A re-signed player or a free agent/trade acquisition would naturally decrease the amount of flex in play with Rule 5 protection. Most likely the Rockies will consider adding a veteran non-roster invitee like Chris Owings, Elias Diaz, Drew Butera, Tim Collins, or even Ubaldo Jimenez to their 26-man roster to start the 2020 season and fill their currently vacant 40-man slot. They could also use that slot on a 2019 Rockies pitcher like Harrison Musgrave, Tim Melville, Joe Harvey, or Wes Parsons.

Here’s how I would rank other prospects in terms of getting a 40-man spot after 2020:

  1. Helcris Olivarez
  2. Riley Pint (if he’s great this year, he jumps into the likely future bucket)
  3. Reid Humphreys
  4. Vince Fernandez
  5. Bret Boswell
  6. Alan Trejo
  7. Breiling Eusebio
  8. Brian Mundell (or will be MiLB free agent)
  9. Julian Fernandez
  10. Casey Golden
  11. Daniel Montano
  12. Sean Bouchard

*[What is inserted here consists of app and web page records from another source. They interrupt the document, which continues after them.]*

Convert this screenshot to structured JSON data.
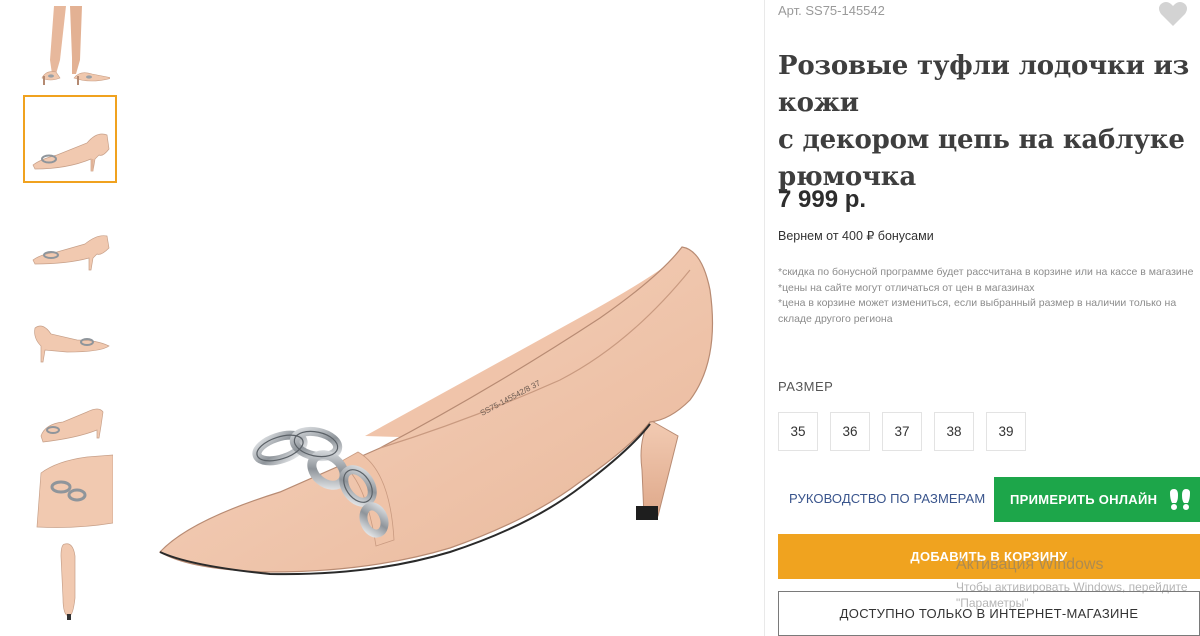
{
  "product": {
    "article": "Арт. SS75-145542",
    "title_lines": [
      "Розовые туфли лодочки из кожи",
      "с декором цепь на каблуке",
      "рюмочка"
    ],
    "price": "7 999 р.",
    "bonus": "Вернем от 400 ₽ бонусами",
    "notes": [
      "*скидка по бонусной программе будет рассчитана в корзине или на кассе в магазине",
      "*цены на сайте могут отличаться от цен в магазинах",
      "*цена в корзине может измениться, если выбранный размер в наличии только на складе другого региона"
    ],
    "insole_print": "SS75-145542/8 37"
  },
  "sizes": {
    "label": "РАЗМЕР",
    "options": [
      "35",
      "36",
      "37",
      "38",
      "39"
    ]
  },
  "actions": {
    "size_guide": "РУКОВОДСТВО ПО РАЗМЕРАМ",
    "try_online": "ПРИМЕРИТЬ ОНЛАЙН",
    "add_to_cart": "ДОБАВИТЬ В КОРЗИНУ",
    "online_only": "ДОСТУПНО ТОЛЬКО В ИНТЕРНЕТ-МАГАЗИНЕ"
  },
  "gallery": {
    "thumbnail_count": 7,
    "active_index": 1
  },
  "overlay": {
    "line1": "Активация Windows",
    "line2": "Чтобы активировать Windows, перейдите",
    "line3": "\"Параметры\""
  },
  "colors": {
    "accent_orange": "#f0a31f",
    "try_green": "#1da64a",
    "link_blue": "#39548c",
    "shoe_nude": "#f1c9b0"
  },
  "icons": [
    "heart-icon",
    "feet-icon"
  ]
}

I would say Olivarez in particular should feel good about getting protected, with the next three beyond that being strong possibilities. I listed 13 players here last time around and Goudeau wasn’t one of them, so somebody from off this list could make a surprise appearance. I think the bottom 15 or so slots on the 40-man are quite fluid at this point, so we could see a big roster shake-up if 2020 looks more like 2019 for the Rockies.

That’s one man’s opinion for what the future will look like. I’d love to read yours in the comments! Thanks for following along with me over the last couple months.